Take Charge of Your Health
An article by Dr. Kirtland Culmer
Whoís Afraid of the Big Bad AIDS
It is again time to remind the Bahamian population that health is no accident, it should not be taken for granted, and it should be pursued with serious but cheerful motivation. So if we know that HIV/AIDS is the leading cause of death in Bahamians between the ages of fifteen and forty-four, should we not NOW stop skylarking.
I know that you are bombarded from day to day, in the newspapers, television and radio, on road signs and in schools, with education and slogans about this disease, but can we have such a thing as two many reminders? Here is some information on the five stages of the disease that you need to place seriously in you head, and do not forget it: -
(a) The incubation period is that time immediately after a person is infected. It may last from two weeks to six months. During this time the person may have no symptoms, the or she may test negative, pass the disease on to other partners, and other viruses can easily infect them.
(b) During the acute primary infection, they may get flu-like symptoms, swollen glands, they may test positive, and this stage can last for one week to two months.
(c) There can be an inactive period lasting from one to fifteen years. During this time, there may be no apparent symptoms.
(d) Then there can be a symptomatic period during which time, there is a weakening of the immune system, tell-tale signs in the blood, weight loss, diarrhoea, swollen lymph glands, flu-like symptoms and fever.
(e) AIDS. Tell-tale signs in the blood, the waisting syndrome, opportunistic infections and, finally death.
A most important thing to see here is that during the first three stages, which may go on for as long as fifteen years, the unsuspecting victim cannot tell, if a person is infected by the way he or she looks. Furthermore, a person may be infected in the first six months, and he/she may be capable of transmitting the virus while testing negative at the same time.
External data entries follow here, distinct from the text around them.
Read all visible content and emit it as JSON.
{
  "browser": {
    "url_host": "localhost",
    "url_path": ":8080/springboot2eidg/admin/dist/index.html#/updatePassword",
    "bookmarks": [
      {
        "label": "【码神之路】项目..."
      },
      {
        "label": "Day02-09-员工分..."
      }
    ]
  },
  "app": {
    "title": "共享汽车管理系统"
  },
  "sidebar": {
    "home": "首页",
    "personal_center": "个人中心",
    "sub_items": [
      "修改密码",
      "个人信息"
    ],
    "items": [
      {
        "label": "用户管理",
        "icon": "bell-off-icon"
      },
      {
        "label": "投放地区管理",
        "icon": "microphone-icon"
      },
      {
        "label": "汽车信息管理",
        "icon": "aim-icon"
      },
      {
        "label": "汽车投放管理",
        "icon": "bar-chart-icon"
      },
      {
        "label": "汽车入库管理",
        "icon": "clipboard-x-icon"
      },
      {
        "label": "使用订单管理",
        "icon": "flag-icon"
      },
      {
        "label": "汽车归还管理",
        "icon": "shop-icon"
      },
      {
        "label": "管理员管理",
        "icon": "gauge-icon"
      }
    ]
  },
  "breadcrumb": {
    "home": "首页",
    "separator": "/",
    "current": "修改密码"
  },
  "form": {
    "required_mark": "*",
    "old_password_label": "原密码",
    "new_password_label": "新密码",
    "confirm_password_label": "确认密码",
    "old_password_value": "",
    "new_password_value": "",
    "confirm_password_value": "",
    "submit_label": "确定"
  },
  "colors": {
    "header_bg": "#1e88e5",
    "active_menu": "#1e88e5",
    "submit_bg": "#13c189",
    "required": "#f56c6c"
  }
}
Generally, how is this disease transmitted? Statistics from the United States suggest that in 25.7% of cases are transmitted by sharing needles for drugs, tattooing and ring piercing, blood transfusion and medications. In 63.2%, it is vaginal, oral or anal sex. 1.5% to 7% in babies before birth, after birth, during birth and by breast-feeding. Kissing, biting, or spitting may transmit another 7.8%. Please note that except in the case of sexual intercourse, it is hardly possible to become infected unless there are lesions in the mouth or gums. Unless there is bleeding in the mouth, it is not likely that the disease can be spread in this way.
HIV is present in bodily fluids such as blood and blood products, semen, vaginal and cervical secretions and breast milk. Health workers also have to be concerned about amniotic fluid, cerebro-spinal fluid, and bone marrow. The HIV virus can last at room temperature in blood for two weeks. It will never die in blood that is cooler than 45 degrees. It will never die in a syringe. Once blood is completely dry, the virus is dead.
How does one take charge against this deadly disease? Be good! Abstinence gives 100% protection. Do nothing, fear nothing. For married couples having moral and legal sex, both partners must aspire to keep each other from risk. Everyday we see these tragic cases in our offices where one partner strays, brings illness, death and disaster to the other partner, and tragedy to the entire family. 88% protection is afforded by the use of the male condom. The female condom has a 79% safety record. If you canít be good, please be careful. Although these methods are not foolproof, any other approach is simply a wishful walk with pain and death.
Explore the avenue of prevention by all means. If you have the slightest doubt about your habits and lifestyle, get tested. I saw a teen age young lady in my office recently who appeared as a haggard bag of bones with chest pain, cough, skin lesions, oral thrush and several other signs of infectious invasion. She had been fooling around with a promiscuous young man for two years, felt progressively ill, but only came for help when she hardly had the energy to move. Her chief concern was how she had hurt her mother with her lifestyle. Take charge if you test positive. If you get treatment before symptoms occur, treatment can prevent or significantly delay the onset of complicating infections for many years, thus ensuring a good quality of life. Testing also helps you to avoid spreading the disease to others. Infected persons are at great risk from all types of viruses. You ought to know that viral infections such as herpes simplex, shingles, and hepatitis are more commonly found in association with HIV infections. Tuberculosis, certain types of pneumonias are also quite prevalent. A skin cancer called Kaposiís Sarcoma is HIV related.
Cancers like lymphomas, cervical cancer, anal and testicular cancer are more commonly found in the HIV infected. There is still not a cure for HIV/AIDS, the prevention effort can avoid the dismal picture completely. If infection is contracted by negligence or deception, take heart and take charge by testing, early detection, referral to the appropriate doctors or clinics, modern treatment, and a great opportunity to live a productive, healthy life for many years.